# PROBLEM STATEMENT:
All pictures are to be dropped, and the remaining data set down exactly.

(Dataset entries)
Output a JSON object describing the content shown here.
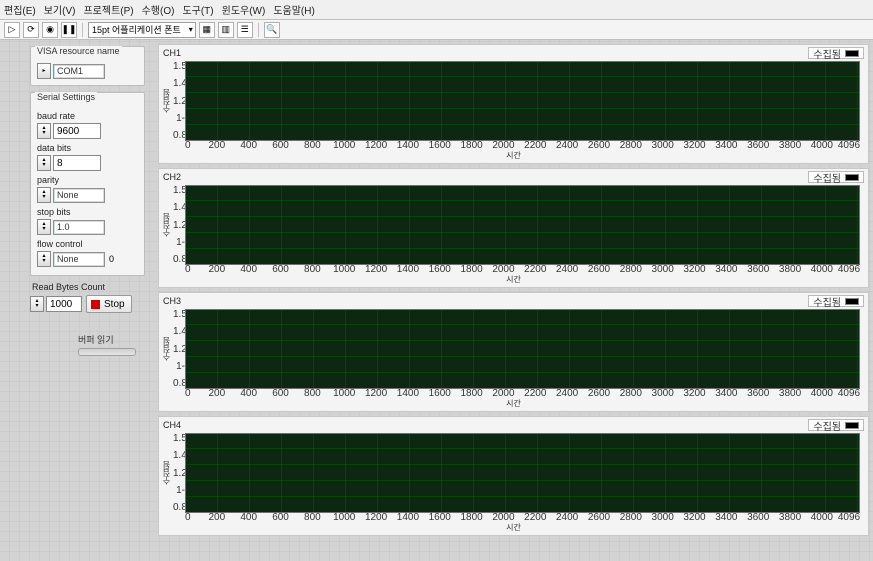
{
  "menu": {
    "items": [
      "편집(E)",
      "보기(V)",
      "프로젝트(P)",
      "수행(O)",
      "도구(T)",
      "윈도우(W)",
      "도움말(H)"
    ]
  },
  "toolbar": {
    "font_select": "15pt 어플리케이션 폰트"
  },
  "left": {
    "visa_title": "VISA resource name",
    "visa_value": "COM1",
    "serial_title": "Serial Settings",
    "baud_label": "baud rate",
    "baud_value": "9600",
    "databits_label": "data bits",
    "databits_value": "8",
    "parity_label": "parity",
    "parity_value": "None",
    "stopbits_label": "stop bits",
    "stopbits_value": "1.0",
    "flow_label": "flow control",
    "flow_value": "None",
    "flow_extra": "0",
    "read_label": "Read Bytes Count",
    "read_value": "1000",
    "stop_label": "Stop",
    "buffer_label": "버퍼 읽기"
  },
  "charts": [
    {
      "title": "CH1",
      "legend": "수집됨"
    },
    {
      "title": "CH2",
      "legend": "수집됨"
    },
    {
      "title": "CH3",
      "legend": "수집됨"
    },
    {
      "title": "CH4",
      "legend": "수집됨"
    }
  ],
  "chart_data": [
    {
      "type": "line",
      "title": "CH1",
      "ylabel": "수집됨",
      "xlabel": "시간",
      "yticks": [
        "1.5",
        "1.4",
        "1.2",
        "1",
        "0.8"
      ],
      "xticks": [
        "0",
        "200",
        "400",
        "600",
        "800",
        "1000",
        "1200",
        "1400",
        "1600",
        "1800",
        "2000",
        "2200",
        "2400",
        "2600",
        "2800",
        "3000",
        "3200",
        "3400",
        "3600",
        "3800",
        "4000",
        "4096"
      ],
      "ylim": [
        0.8,
        1.5
      ],
      "xlim": [
        0,
        4096
      ],
      "values": []
    },
    {
      "type": "line",
      "title": "CH2",
      "ylabel": "수집됨",
      "xlabel": "시간",
      "yticks": [
        "1.5",
        "1.4",
        "1.2",
        "1",
        "0.8"
      ],
      "xticks": [
        "0",
        "200",
        "400",
        "600",
        "800",
        "1000",
        "1200",
        "1400",
        "1600",
        "1800",
        "2000",
        "2200",
        "2400",
        "2600",
        "2800",
        "3000",
        "3200",
        "3400",
        "3600",
        "3800",
        "4000",
        "4096"
      ],
      "ylim": [
        0.8,
        1.5
      ],
      "xlim": [
        0,
        4096
      ],
      "values": []
    },
    {
      "type": "line",
      "title": "CH3",
      "ylabel": "수집됨",
      "xlabel": "시간",
      "yticks": [
        "1.5",
        "1.4",
        "1.2",
        "1",
        "0.8"
      ],
      "xticks": [
        "0",
        "200",
        "400",
        "600",
        "800",
        "1000",
        "1200",
        "1400",
        "1600",
        "1800",
        "2000",
        "2200",
        "2400",
        "2600",
        "2800",
        "3000",
        "3200",
        "3400",
        "3600",
        "3800",
        "4000",
        "4096"
      ],
      "ylim": [
        0.8,
        1.5
      ],
      "xlim": [
        0,
        4096
      ],
      "values": []
    },
    {
      "type": "line",
      "title": "CH4",
      "ylabel": "수집됨",
      "xlabel": "시간",
      "yticks": [
        "1.5",
        "1.4",
        "1.2",
        "1",
        "0.8"
      ],
      "xticks": [
        "0",
        "200",
        "400",
        "600",
        "800",
        "1000",
        "1200",
        "1400",
        "1600",
        "1800",
        "2000",
        "2200",
        "2400",
        "2600",
        "2800",
        "3000",
        "3200",
        "3400",
        "3600",
        "3800",
        "4000",
        "4096"
      ],
      "ylim": [
        0.8,
        1.5
      ],
      "xlim": [
        0,
        4096
      ],
      "values": []
    }
  ]
}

# SOLUTION TO THE PROBLEM:
Output a JSON object describing the content shown here.
{
  "menu": {
    "items": [
      "편집(E)",
      "보기(V)",
      "프로젝트(P)",
      "수행(O)",
      "도구(T)",
      "윈도우(W)",
      "도움말(H)"
    ]
  },
  "toolbar": {
    "font_select": "15pt 어플리케이션 폰트"
  },
  "left": {
    "visa_title": "VISA resource name",
    "visa_value": "COM1",
    "serial_title": "Serial Settings",
    "baud_label": "baud rate",
    "baud_value": "9600",
    "databits_label": "data bits",
    "databits_value": "8",
    "parity_label": "parity",
    "parity_value": "None",
    "stopbits_label": "stop bits",
    "stopbits_value": "1.0",
    "flow_label": "flow control",
    "flow_value": "None",
    "flow_extra": "0",
    "read_label": "Read Bytes Count",
    "read_value": "1000",
    "stop_label": "Stop",
    "buffer_label": "버퍼 읽기"
  },
  "charts": [
    {
      "title": "CH1",
      "legend": "수집됨"
    },
    {
      "title": "CH2",
      "legend": "수집됨"
    },
    {
      "title": "CH3",
      "legend": "수집됨"
    },
    {
      "title": "CH4",
      "legend": "수집됨"
    }
  ],
  "chart_data": [
    {
      "type": "line",
      "title": "CH1",
      "ylabel": "수집됨",
      "xlabel": "시간",
      "yticks": [
        "1.5",
        "1.4",
        "1.2",
        "1",
        "0.8"
      ],
      "xticks": [
        "0",
        "200",
        "400",
        "600",
        "800",
        "1000",
        "1200",
        "1400",
        "1600",
        "1800",
        "2000",
        "2200",
        "2400",
        "2600",
        "2800",
        "3000",
        "3200",
        "3400",
        "3600",
        "3800",
        "4000",
        "4096"
      ],
      "ylim": [
        0.8,
        1.5
      ],
      "xlim": [
        0,
        4096
      ],
      "values": []
    },
    {
      "type": "line",
      "title": "CH2",
      "ylabel": "수집됨",
      "xlabel": "시간",
      "yticks": [
        "1.5",
        "1.4",
        "1.2",
        "1",
        "0.8"
      ],
      "xticks": [
        "0",
        "200",
        "400",
        "600",
        "800",
        "1000",
        "1200",
        "1400",
        "1600",
        "1800",
        "2000",
        "2200",
        "2400",
        "2600",
        "2800",
        "3000",
        "3200",
        "3400",
        "3600",
        "3800",
        "4000",
        "4096"
      ],
      "ylim": [
        0.8,
        1.5
      ],
      "xlim": [
        0,
        4096
      ],
      "values": []
    },
    {
      "type": "line",
      "title": "CH3",
      "ylabel": "수집됨",
      "xlabel": "시간",
      "yticks": [
        "1.5",
        "1.4",
        "1.2",
        "1",
        "0.8"
      ],
      "xticks": [
        "0",
        "200",
        "400",
        "600",
        "800",
        "1000",
        "1200",
        "1400",
        "1600",
        "1800",
        "2000",
        "2200",
        "2400",
        "2600",
        "2800",
        "3000",
        "3200",
        "3400",
        "3600",
        "3800",
        "4000",
        "4096"
      ],
      "ylim": [
        0.8,
        1.5
      ],
      "xlim": [
        0,
        4096
      ],
      "values": []
    },
    {
      "type": "line",
      "title": "CH4",
      "ylabel": "수집됨",
      "xlabel": "시간",
      "yticks": [
        "1.5",
        "1.4",
        "1.2",
        "1",
        "0.8"
      ],
      "xticks": [
        "0",
        "200",
        "400",
        "600",
        "800",
        "1000",
        "1200",
        "1400",
        "1600",
        "1800",
        "2000",
        "2200",
        "2400",
        "2600",
        "2800",
        "3000",
        "3200",
        "3400",
        "3600",
        "3800",
        "4000",
        "4096"
      ],
      "ylim": [
        0.8,
        1.5
      ],
      "xlim": [
        0,
        4096
      ],
      "values": []
    }
  ]
}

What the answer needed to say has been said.